Data excerpts
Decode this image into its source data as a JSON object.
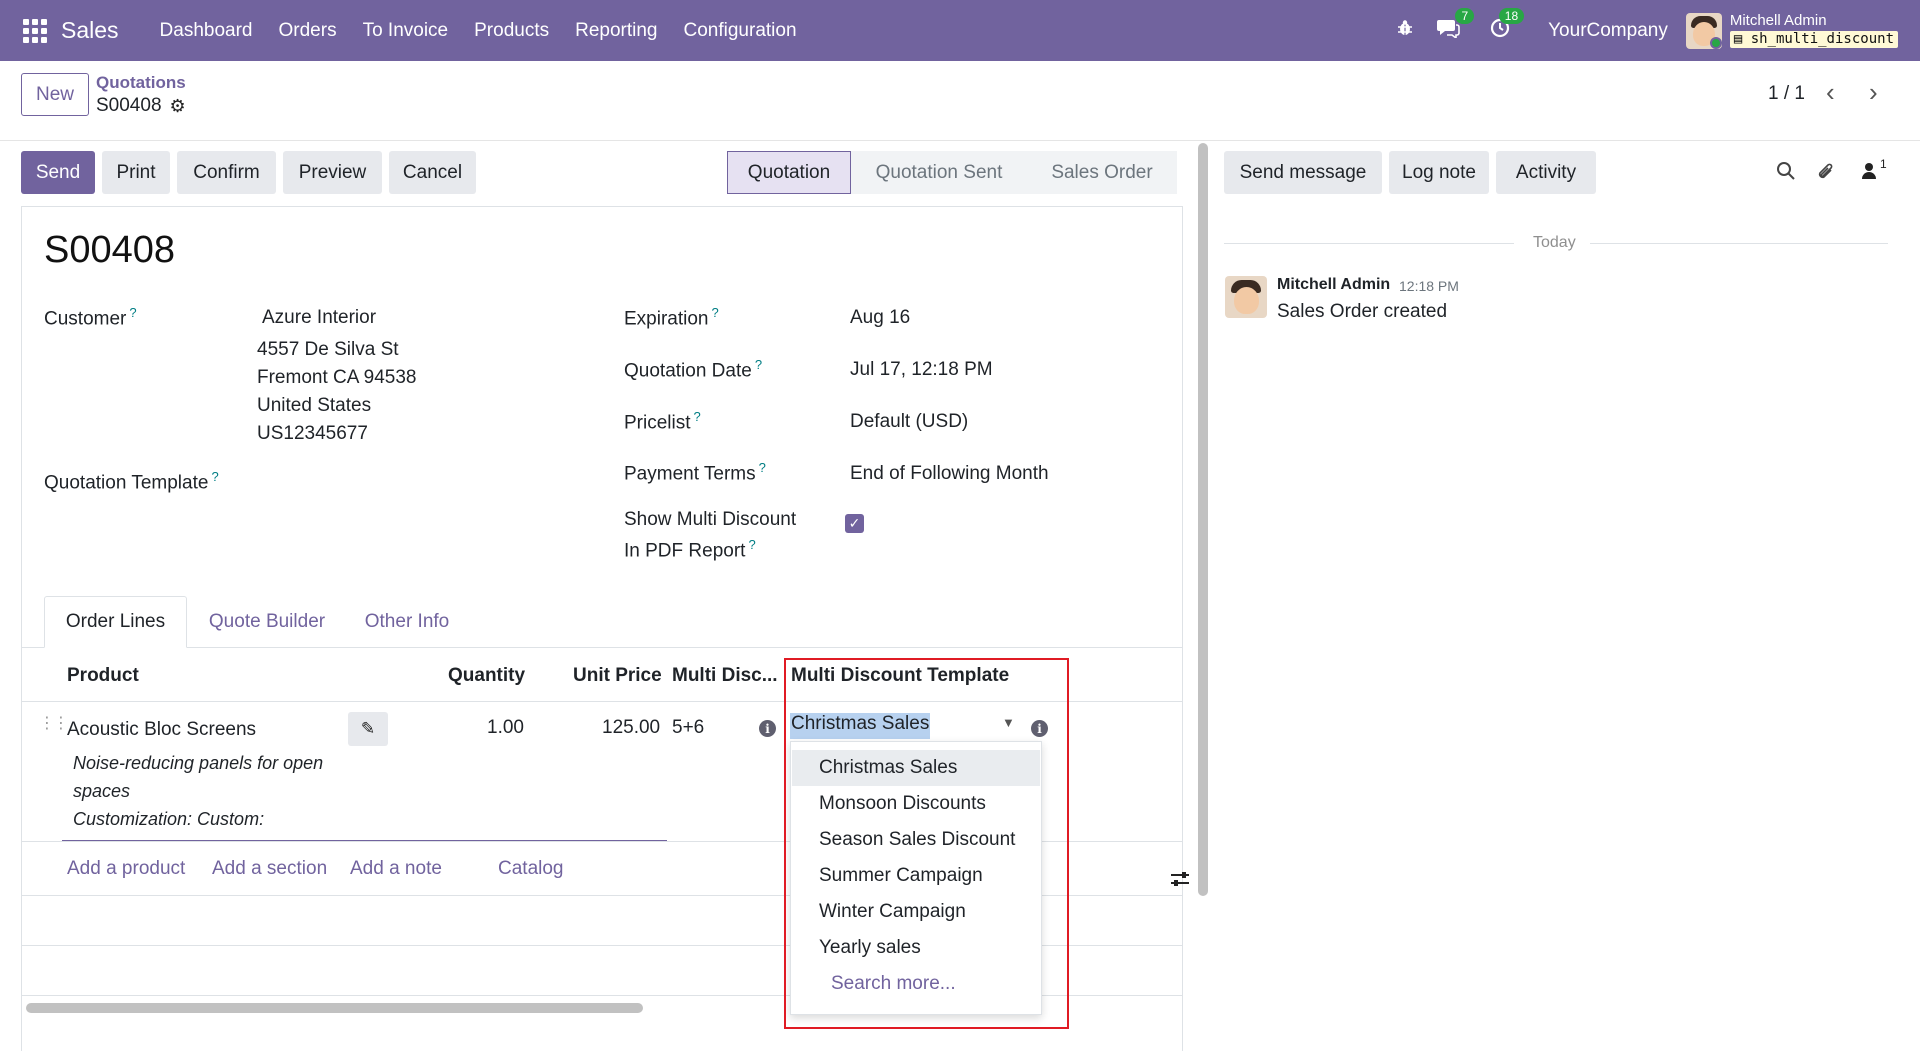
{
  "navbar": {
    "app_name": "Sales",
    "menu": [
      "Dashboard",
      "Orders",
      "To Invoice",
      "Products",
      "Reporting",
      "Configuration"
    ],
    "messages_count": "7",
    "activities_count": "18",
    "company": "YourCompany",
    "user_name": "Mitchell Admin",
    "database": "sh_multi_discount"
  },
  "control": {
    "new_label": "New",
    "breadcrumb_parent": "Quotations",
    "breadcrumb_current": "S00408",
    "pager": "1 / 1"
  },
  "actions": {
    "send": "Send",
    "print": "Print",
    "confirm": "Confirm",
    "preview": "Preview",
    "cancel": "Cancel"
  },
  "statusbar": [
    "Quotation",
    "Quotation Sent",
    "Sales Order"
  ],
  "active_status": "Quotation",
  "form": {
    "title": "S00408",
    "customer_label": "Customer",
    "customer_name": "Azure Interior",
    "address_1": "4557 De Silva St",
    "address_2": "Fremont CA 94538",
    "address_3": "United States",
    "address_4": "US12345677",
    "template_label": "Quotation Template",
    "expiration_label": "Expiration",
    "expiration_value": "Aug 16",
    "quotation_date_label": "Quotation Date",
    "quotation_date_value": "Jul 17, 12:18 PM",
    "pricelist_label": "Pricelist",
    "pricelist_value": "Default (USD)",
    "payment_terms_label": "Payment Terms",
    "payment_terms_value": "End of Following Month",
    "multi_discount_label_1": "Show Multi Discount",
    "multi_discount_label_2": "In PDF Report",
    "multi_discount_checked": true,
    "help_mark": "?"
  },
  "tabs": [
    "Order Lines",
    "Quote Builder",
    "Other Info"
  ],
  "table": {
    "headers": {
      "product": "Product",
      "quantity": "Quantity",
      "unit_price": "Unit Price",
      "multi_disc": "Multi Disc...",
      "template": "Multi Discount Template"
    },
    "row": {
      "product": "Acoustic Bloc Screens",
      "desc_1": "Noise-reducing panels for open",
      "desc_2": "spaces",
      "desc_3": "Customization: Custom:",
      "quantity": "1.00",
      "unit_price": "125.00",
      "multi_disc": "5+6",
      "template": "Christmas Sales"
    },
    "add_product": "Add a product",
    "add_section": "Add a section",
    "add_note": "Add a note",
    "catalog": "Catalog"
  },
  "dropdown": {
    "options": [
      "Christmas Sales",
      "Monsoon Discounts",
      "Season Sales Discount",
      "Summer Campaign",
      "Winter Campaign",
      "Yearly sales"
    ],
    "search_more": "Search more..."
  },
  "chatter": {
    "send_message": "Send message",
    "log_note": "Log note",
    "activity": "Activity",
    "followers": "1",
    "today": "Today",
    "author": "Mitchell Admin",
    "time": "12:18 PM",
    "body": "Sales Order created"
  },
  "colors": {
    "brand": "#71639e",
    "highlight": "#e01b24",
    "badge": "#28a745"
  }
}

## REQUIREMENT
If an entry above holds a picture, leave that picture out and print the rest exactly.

## ANSWER FOR THIS EXERCISE
Decode this image into its source data as a JSON object.
{
  "navbar": {
    "app_name": "Sales",
    "menu": [
      "Dashboard",
      "Orders",
      "To Invoice",
      "Products",
      "Reporting",
      "Configuration"
    ],
    "messages_count": "7",
    "activities_count": "18",
    "company": "YourCompany",
    "user_name": "Mitchell Admin",
    "database": "sh_multi_discount"
  },
  "control": {
    "new_label": "New",
    "breadcrumb_parent": "Quotations",
    "breadcrumb_current": "S00408",
    "pager": "1 / 1"
  },
  "actions": {
    "send": "Send",
    "print": "Print",
    "confirm": "Confirm",
    "preview": "Preview",
    "cancel": "Cancel"
  },
  "statusbar": [
    "Quotation",
    "Quotation Sent",
    "Sales Order"
  ],
  "active_status": "Quotation",
  "form": {
    "title": "S00408",
    "customer_label": "Customer",
    "customer_name": "Azure Interior",
    "address_1": "4557 De Silva St",
    "address_2": "Fremont CA 94538",
    "address_3": "United States",
    "address_4": "US12345677",
    "template_label": "Quotation Template",
    "expiration_label": "Expiration",
    "expiration_value": "Aug 16",
    "quotation_date_label": "Quotation Date",
    "quotation_date_value": "Jul 17, 12:18 PM",
    "pricelist_label": "Pricelist",
    "pricelist_value": "Default (USD)",
    "payment_terms_label": "Payment Terms",
    "payment_terms_value": "End of Following Month",
    "multi_discount_label_1": "Show Multi Discount",
    "multi_discount_label_2": "In PDF Report",
    "multi_discount_checked": true,
    "help_mark": "?"
  },
  "tabs": [
    "Order Lines",
    "Quote Builder",
    "Other Info"
  ],
  "table": {
    "headers": {
      "product": "Product",
      "quantity": "Quantity",
      "unit_price": "Unit Price",
      "multi_disc": "Multi Disc...",
      "template": "Multi Discount Template"
    },
    "row": {
      "product": "Acoustic Bloc Screens",
      "desc_1": "Noise-reducing panels for open",
      "desc_2": "spaces",
      "desc_3": "Customization: Custom:",
      "quantity": "1.00",
      "unit_price": "125.00",
      "multi_disc": "5+6",
      "template": "Christmas Sales"
    },
    "add_product": "Add a product",
    "add_section": "Add a section",
    "add_note": "Add a note",
    "catalog": "Catalog"
  },
  "dropdown": {
    "options": [
      "Christmas Sales",
      "Monsoon Discounts",
      "Season Sales Discount",
      "Summer Campaign",
      "Winter Campaign",
      "Yearly sales"
    ],
    "search_more": "Search more..."
  },
  "chatter": {
    "send_message": "Send message",
    "log_note": "Log note",
    "activity": "Activity",
    "followers": "1",
    "today": "Today",
    "author": "Mitchell Admin",
    "time": "12:18 PM",
    "body": "Sales Order created"
  },
  "colors": {
    "brand": "#71639e",
    "highlight": "#e01b24",
    "badge": "#28a745"
  }
}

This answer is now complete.